Crude oil futures traded flat early last week as investors awaited further supportive news for the rally that began on March 22 and extended over eight days into a potential resistance area on the weekly chart. By the end of the week, crude oil prices had jumped to multi-week high, driven by a series of bullish events.
May West Texas Intermediate crude oil futures closed the week at $52.24, up $1.64 or +3.24%. June Brent crude oil ended the week at $55.24, up $1.64 or +3.19%.
On April 4, crude oil prices rose to a near one-month high, supported by an unplanned production outage in the North Sea and expectations of a drawdown in U.S. crude and product inventories.
Late in the session, prices rose after the American Petroleum Institute (API) reported a draw of 1.83 million barrels in U.S. crude oil inventories, compared to analyst expectations that domestic supplies would see a smaller draw of 100,000 million barrels as refiners attempt to meet an increased appetite for gasoline.
On Wednesday, April 5, the market started higher, but prices eased from one-month highs, as a surprise increase in U.S. crude inventories to a record high offset support from an outage at the largest U.K. North Sea oilfield.
According to the U.S. Energy Information Administration, weekly inventories rose by 1.6 million barrels. Analysts had expected a decrease of 435,000 barrels. The news came as a double surprise after the API had reported a draw.

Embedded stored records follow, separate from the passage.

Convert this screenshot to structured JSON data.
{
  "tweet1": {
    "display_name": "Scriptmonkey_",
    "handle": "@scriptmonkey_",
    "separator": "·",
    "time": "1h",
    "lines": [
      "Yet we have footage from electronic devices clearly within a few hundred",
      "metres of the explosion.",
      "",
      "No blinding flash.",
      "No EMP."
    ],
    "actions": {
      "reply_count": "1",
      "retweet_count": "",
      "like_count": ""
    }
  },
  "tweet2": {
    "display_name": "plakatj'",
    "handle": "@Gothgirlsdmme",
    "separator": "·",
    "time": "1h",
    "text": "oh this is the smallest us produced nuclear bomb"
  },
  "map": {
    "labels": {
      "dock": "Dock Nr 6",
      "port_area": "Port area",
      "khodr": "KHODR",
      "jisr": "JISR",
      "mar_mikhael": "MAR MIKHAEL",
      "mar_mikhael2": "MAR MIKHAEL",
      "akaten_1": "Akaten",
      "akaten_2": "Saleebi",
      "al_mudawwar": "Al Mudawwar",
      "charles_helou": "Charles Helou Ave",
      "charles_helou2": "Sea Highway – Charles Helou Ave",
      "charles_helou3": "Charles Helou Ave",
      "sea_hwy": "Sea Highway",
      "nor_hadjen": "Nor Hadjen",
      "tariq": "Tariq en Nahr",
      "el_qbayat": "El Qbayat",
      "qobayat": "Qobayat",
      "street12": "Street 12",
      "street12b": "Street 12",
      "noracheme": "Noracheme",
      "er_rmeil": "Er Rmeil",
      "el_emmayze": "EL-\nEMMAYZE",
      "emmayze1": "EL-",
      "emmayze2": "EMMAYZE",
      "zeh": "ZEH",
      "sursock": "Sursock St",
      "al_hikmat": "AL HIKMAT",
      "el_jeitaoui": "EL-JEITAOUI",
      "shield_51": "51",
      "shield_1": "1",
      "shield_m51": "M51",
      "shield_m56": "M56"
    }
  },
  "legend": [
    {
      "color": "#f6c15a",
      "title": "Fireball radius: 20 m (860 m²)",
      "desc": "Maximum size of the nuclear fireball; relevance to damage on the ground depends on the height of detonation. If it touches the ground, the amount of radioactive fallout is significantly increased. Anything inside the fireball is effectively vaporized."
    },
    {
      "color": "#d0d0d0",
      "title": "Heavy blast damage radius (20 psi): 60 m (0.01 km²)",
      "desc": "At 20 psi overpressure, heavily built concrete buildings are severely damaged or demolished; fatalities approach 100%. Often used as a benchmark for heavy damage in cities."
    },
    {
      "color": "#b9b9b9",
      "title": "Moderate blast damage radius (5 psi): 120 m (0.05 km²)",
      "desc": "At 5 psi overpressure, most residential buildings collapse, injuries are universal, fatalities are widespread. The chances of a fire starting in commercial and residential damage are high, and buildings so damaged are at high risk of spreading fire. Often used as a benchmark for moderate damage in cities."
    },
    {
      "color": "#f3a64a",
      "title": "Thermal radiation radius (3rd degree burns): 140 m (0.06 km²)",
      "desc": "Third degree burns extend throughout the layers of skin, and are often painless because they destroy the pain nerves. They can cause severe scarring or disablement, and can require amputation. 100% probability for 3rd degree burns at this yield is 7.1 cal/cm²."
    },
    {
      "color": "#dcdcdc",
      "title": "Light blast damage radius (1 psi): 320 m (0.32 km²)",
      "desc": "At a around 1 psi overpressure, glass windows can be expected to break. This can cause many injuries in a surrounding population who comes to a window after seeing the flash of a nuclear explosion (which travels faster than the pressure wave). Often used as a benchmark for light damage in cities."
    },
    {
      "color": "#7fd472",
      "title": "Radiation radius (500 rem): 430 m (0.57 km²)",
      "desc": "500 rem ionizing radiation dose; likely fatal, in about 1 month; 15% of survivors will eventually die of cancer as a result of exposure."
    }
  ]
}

Crude oil recovered from the EIA report setback and the market ended the week with a surge to the upside after the U.S. fired missiles at a Syrian government airbase, sending shockwaves through the energy markets and raising concerns that the conflict could spread in the oil-rich region and lead to eventual supply disruptions.
In other news, U.S. oil rigs rose for the week-ended April 7 by 10 to 672 rigs, data from Baker Hughes revealed on Friday. This was the twelfth week in a row that drillers added more rigs.
Prices could be supported this week as investors continue to monitor the situation in the Middle East. Traders are waiting for a possible response from Iran or Russia that could lead to a further escalation of U.S. military activity in Syria. So far, all reports indicate that the missile attack was a one-time event, but speculative buying in anticipation of further action is likely to underpin the market all week.
Some investors believe that barring an escalation of military activity in Syria, crude oil could also be supported by anticipation of the announcement of an extension of the OPEC-led program to cut output, trim supply and stabilize prices as we head into the OPEC Meetings on April 22.